** Opening RECORDS SHOWN block **

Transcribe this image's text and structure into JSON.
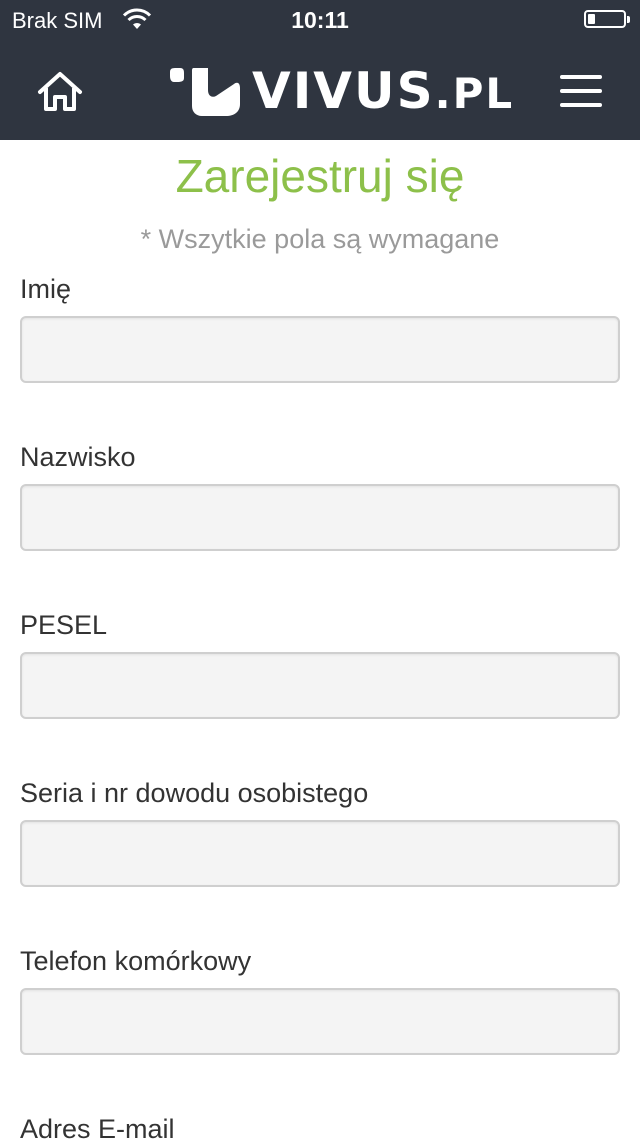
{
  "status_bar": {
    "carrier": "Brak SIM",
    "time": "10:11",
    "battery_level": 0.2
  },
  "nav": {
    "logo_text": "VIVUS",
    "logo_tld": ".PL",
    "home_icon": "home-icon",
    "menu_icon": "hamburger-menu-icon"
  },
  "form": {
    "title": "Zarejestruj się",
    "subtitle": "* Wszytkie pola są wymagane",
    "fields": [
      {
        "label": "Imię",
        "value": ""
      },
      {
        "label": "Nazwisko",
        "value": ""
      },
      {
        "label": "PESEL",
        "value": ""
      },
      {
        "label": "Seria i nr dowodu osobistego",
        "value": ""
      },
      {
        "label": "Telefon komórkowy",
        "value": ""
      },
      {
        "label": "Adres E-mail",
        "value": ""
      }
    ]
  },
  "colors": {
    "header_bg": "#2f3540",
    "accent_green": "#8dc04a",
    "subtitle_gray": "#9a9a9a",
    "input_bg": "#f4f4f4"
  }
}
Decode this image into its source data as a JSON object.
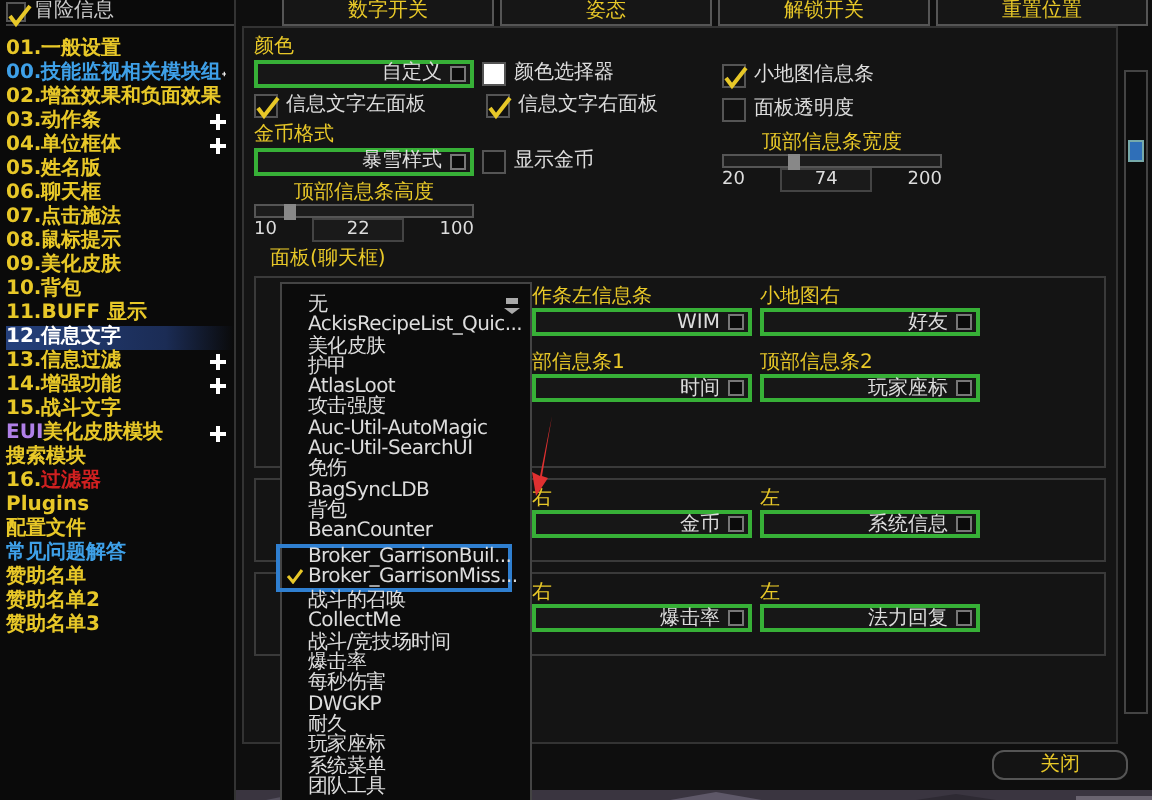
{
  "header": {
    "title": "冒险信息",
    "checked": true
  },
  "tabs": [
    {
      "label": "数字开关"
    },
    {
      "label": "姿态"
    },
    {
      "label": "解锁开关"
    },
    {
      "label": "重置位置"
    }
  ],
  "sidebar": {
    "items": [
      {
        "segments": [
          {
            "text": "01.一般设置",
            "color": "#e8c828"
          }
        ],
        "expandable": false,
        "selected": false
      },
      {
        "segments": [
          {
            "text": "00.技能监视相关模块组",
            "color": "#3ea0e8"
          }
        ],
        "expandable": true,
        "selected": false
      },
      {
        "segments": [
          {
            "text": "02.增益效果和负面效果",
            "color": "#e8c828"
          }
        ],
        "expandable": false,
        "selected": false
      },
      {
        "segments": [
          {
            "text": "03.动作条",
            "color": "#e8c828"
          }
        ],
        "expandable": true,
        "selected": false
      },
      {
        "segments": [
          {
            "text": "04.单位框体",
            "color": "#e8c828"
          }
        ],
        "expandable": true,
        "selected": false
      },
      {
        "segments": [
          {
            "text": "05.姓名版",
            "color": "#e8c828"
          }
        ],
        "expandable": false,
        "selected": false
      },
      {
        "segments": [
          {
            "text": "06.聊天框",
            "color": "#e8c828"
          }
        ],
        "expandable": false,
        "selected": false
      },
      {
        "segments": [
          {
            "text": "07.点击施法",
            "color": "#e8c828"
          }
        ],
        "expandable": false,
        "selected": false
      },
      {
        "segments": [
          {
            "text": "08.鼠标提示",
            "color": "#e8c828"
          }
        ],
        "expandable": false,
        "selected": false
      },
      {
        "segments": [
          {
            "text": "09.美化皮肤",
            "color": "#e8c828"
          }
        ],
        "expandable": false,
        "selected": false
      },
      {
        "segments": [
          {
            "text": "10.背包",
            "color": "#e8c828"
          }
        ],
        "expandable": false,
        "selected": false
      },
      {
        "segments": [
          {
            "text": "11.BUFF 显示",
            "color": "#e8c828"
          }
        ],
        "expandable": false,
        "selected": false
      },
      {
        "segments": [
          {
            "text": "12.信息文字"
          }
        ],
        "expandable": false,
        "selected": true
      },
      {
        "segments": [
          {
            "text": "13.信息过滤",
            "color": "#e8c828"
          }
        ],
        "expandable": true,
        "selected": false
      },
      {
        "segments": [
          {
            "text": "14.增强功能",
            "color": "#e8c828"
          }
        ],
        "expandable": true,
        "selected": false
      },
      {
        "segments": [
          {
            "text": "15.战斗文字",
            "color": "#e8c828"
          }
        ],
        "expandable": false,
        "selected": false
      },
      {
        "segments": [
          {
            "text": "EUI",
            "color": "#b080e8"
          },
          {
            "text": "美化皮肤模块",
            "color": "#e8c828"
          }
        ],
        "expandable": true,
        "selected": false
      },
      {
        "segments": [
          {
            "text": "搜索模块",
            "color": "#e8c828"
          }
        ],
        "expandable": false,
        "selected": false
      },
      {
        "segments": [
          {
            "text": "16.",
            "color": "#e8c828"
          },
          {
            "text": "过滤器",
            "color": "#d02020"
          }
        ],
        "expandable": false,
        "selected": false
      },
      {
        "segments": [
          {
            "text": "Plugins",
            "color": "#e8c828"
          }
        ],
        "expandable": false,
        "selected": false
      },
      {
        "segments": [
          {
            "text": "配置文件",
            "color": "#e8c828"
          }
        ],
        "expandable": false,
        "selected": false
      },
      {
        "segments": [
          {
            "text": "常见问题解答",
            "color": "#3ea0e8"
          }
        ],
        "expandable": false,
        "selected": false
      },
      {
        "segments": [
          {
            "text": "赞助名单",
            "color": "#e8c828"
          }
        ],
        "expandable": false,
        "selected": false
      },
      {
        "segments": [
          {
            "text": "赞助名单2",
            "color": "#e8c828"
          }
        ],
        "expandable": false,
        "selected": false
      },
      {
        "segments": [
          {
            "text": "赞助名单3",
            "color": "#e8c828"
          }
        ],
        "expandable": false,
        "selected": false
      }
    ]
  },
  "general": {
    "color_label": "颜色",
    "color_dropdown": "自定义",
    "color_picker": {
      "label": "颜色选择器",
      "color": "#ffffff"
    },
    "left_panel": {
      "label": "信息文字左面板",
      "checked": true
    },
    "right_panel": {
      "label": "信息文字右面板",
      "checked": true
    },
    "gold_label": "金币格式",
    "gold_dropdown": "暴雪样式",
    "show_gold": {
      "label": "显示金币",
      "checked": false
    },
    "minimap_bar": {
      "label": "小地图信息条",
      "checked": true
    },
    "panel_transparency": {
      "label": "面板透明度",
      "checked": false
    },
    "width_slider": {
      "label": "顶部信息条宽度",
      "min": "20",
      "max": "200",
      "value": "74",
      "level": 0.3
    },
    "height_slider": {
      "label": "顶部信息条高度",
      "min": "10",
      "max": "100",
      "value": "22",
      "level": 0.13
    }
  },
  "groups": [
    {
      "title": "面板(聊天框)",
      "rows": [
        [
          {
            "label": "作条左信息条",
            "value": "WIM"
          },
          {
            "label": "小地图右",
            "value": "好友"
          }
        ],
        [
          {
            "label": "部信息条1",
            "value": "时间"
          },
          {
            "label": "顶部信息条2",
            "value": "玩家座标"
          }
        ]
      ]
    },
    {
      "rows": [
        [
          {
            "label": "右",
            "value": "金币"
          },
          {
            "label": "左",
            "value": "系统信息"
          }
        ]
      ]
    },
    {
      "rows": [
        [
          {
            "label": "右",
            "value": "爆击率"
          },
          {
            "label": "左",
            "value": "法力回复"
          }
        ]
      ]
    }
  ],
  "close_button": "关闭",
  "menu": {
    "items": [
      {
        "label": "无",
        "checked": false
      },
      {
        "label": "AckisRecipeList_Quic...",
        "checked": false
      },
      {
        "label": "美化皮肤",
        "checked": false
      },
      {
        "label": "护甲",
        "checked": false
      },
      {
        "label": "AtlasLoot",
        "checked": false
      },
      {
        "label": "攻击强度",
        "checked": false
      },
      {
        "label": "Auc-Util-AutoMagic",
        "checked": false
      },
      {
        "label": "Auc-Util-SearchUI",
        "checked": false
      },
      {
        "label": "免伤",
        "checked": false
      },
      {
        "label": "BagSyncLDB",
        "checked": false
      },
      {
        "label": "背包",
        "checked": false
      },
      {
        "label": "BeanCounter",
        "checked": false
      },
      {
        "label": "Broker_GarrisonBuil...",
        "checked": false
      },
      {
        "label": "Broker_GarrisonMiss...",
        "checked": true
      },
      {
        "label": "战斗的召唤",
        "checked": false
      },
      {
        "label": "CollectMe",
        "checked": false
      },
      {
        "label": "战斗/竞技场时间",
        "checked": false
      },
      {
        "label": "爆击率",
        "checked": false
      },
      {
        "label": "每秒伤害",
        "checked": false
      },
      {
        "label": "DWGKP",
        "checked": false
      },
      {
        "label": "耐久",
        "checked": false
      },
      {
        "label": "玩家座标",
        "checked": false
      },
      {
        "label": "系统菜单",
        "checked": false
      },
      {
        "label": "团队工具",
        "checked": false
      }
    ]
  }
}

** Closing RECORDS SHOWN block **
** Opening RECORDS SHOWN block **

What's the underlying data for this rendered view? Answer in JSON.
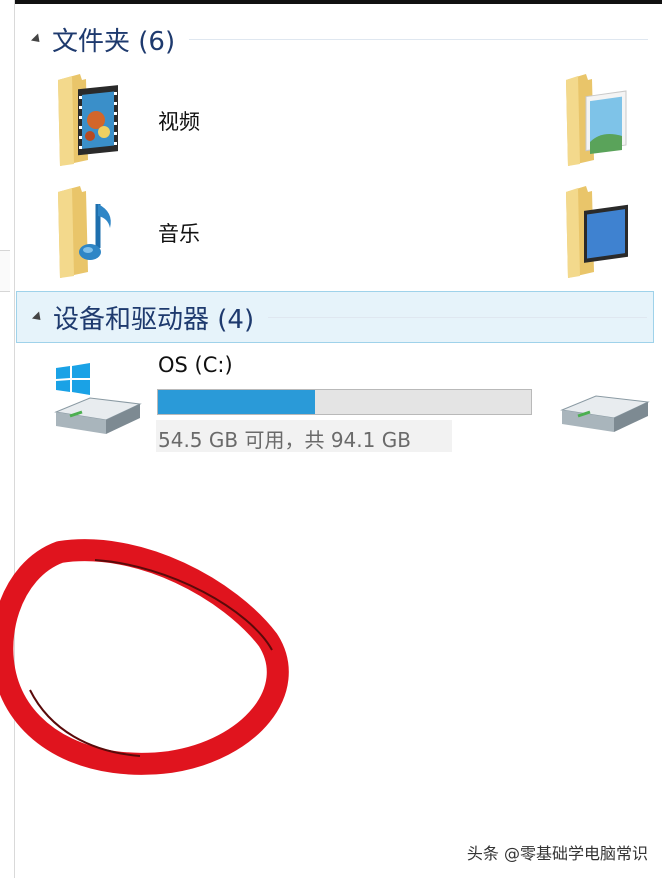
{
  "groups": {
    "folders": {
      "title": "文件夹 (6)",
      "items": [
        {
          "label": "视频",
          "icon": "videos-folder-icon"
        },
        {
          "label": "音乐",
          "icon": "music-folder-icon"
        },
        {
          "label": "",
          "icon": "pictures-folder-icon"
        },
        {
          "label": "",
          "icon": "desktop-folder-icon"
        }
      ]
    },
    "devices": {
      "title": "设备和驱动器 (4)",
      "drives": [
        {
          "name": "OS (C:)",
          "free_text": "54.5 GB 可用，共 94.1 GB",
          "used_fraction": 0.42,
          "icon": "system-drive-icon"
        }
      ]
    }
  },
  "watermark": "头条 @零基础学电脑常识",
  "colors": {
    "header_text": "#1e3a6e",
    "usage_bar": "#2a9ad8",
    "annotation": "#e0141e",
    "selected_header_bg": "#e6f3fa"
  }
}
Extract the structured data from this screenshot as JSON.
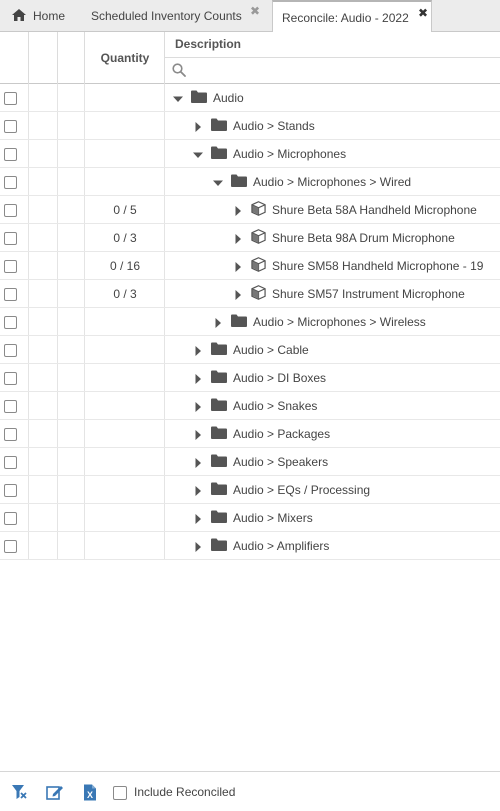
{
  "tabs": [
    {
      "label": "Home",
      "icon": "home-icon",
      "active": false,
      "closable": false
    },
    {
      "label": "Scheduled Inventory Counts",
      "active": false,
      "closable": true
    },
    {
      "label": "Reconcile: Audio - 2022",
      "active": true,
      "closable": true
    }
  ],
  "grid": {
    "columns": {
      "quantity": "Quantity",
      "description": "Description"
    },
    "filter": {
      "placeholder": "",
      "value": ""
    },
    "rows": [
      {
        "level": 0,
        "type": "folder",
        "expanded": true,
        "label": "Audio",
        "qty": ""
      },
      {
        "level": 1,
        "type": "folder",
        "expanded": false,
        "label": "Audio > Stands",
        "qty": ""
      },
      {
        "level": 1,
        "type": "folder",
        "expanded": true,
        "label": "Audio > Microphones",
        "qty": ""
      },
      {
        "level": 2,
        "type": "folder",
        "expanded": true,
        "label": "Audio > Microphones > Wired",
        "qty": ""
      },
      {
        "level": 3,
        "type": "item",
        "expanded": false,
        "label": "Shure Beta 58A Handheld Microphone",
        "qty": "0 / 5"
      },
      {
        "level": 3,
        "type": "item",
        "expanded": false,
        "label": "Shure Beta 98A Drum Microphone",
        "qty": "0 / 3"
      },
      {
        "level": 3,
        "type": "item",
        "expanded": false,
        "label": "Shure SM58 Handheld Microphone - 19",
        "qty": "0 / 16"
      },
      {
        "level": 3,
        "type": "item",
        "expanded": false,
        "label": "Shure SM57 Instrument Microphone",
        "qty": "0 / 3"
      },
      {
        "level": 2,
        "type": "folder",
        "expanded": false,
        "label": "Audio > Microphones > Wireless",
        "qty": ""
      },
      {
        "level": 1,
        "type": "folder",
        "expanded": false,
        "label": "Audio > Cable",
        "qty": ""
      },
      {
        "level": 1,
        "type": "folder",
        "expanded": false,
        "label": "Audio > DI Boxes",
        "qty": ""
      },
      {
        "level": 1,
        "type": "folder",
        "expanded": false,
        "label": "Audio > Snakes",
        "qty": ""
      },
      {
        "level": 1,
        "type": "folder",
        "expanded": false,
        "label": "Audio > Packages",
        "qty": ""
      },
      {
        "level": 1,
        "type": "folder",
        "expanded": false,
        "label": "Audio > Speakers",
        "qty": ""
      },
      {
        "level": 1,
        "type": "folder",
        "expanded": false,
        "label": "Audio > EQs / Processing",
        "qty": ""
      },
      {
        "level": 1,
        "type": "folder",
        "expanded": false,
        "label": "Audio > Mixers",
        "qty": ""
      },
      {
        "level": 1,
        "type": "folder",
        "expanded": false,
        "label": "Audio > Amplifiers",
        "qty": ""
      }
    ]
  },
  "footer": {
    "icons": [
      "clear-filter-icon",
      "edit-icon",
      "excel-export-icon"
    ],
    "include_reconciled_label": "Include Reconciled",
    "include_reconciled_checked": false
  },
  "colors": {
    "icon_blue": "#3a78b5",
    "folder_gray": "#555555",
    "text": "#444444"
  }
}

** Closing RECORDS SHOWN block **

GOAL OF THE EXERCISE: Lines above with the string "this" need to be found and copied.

RESPONSE AREA:
Transcribe this image's text and structure into JSON.
Decode this image into its source data as a JSON object.
What's the underlying data for this rendered view? Answer in JSON.
Extract the structured data from this screenshot as JSON.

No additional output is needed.